Look, just because something is gluten-free doesn’t mean it is free of POOR FOOD ingredients, or that it is the best option out there, or is in any way healthy. We can’t tell you how many candies we have seen in grocery and drug store checkout lines filled with sugar, high fructose corn syrup, artificial flavors, and artificial colors, proudly announcing the fact that they are a gluten-free food in the attempt to lull parents in to a false sense of security. Here is a news flash for you – most of these candies have always been gluten-free, but they are anything but healthy. In fact, according to Mark Sisson, author of Primal Blueprint and Mark’s Daily Apple, many of the certified gluten-free foods are “crap-in-a-box…Flourless cakes, rice crackers, gluten-free brownies, weird gluten-free pizzas made with bean/rice/corn flour.” He explains that people are chowing down on ultra-processed, refined carbohydrates that do nothing but add to gastrointestinal distress. So, while manufacturers may have taken the gluten out of the flour, they are not creating a product that eliminates all of the problematic ingredients.

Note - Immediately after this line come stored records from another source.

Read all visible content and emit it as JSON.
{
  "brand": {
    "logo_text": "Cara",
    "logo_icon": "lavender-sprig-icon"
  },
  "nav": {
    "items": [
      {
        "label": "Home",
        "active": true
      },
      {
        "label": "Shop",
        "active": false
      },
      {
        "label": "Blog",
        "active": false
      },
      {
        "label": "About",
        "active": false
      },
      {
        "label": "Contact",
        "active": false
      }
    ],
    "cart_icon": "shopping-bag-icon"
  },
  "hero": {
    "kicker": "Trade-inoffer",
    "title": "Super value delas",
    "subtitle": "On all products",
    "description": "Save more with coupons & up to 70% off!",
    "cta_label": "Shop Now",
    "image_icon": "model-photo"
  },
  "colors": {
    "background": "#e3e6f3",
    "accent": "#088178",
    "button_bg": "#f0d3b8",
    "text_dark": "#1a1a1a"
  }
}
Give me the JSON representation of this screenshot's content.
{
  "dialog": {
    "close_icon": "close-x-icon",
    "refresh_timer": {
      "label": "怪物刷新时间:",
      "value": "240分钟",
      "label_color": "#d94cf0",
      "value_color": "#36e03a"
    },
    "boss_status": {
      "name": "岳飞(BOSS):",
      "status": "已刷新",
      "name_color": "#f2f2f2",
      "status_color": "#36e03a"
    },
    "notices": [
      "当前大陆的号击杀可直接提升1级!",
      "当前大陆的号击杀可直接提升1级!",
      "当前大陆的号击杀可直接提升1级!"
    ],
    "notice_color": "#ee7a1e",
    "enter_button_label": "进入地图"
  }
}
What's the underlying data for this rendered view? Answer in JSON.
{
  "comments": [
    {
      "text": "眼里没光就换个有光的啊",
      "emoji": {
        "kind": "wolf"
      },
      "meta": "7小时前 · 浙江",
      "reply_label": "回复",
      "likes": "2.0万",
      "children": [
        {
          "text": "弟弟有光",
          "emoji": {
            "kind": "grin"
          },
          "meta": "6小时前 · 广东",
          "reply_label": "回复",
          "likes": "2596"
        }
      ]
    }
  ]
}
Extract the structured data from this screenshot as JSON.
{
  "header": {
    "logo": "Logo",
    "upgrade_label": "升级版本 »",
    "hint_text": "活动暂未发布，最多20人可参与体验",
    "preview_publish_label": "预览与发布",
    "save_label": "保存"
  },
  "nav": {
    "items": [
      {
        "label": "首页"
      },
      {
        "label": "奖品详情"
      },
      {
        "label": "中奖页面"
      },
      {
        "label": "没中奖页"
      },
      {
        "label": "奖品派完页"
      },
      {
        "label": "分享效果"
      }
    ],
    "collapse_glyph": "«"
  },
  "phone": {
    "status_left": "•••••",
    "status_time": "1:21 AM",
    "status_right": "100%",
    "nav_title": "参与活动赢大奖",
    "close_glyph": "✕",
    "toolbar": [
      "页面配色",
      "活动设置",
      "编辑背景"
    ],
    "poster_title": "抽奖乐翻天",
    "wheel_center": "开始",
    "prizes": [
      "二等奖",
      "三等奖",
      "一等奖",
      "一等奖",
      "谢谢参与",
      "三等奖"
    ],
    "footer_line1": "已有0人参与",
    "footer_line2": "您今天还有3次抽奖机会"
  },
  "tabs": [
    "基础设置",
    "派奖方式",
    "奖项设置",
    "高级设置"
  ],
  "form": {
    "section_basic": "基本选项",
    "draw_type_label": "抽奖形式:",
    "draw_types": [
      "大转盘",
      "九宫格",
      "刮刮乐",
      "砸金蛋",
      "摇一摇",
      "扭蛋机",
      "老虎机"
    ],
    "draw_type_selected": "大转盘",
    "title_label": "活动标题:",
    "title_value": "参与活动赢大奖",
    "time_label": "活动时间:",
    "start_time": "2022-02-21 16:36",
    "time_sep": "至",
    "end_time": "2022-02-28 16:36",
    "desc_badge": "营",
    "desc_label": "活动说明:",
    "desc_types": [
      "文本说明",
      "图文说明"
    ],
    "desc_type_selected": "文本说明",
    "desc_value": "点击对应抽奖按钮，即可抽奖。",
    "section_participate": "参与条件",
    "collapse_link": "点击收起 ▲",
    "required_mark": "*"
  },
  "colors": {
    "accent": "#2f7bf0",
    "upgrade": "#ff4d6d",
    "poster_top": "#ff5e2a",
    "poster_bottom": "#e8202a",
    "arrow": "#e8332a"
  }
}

If you want to ditch the wheat and live a gluten-free lifestyle then there are certain concessions you are going to have to make. Yes, you can still have bread and baked good-like substances from time to time, but if you are going to take the time to make them, use natural healthy ingredients, like flaxmeal, almond, coconut, or buckwheat flours (and choose them sprouted whenever possible to reduce anti-nutrients). We aren’t promising they are not going to be a carbon copy of a like item made with wheat flour. However, they can still look and taste pretty fantastic.
Again – Chef Kwak did say that her goal was not to create the best gluten free flour, but one that would taste, feel and perform like regular wheat flour – and perhaps she accomplished that. However we urge you to consider the quality of the ingredients before adding Cup4Cup flour to your next gluten-free recipe. Like Dr. Davis said, what’s the point of going gluten-free, only to ruin your health using gluten-free junk?
If you are one of the millions of people who have switched to a wheat-free lifestyle congratulations, but be aware of the ingredients in your gluten-free foods. Turn your packages over and get rid of the foods that contain POOR FOOD ingredients. Not sure what to replace them with? Don’t fret. In RICH FOOD, POOR FOOD we direct you to delicious wheat-free options in every aisle of the grocery store that contain only quality RICH FOOD ingredients, while leaving out the POOR FOOD ingredients – join the RICH FOOD revolution today!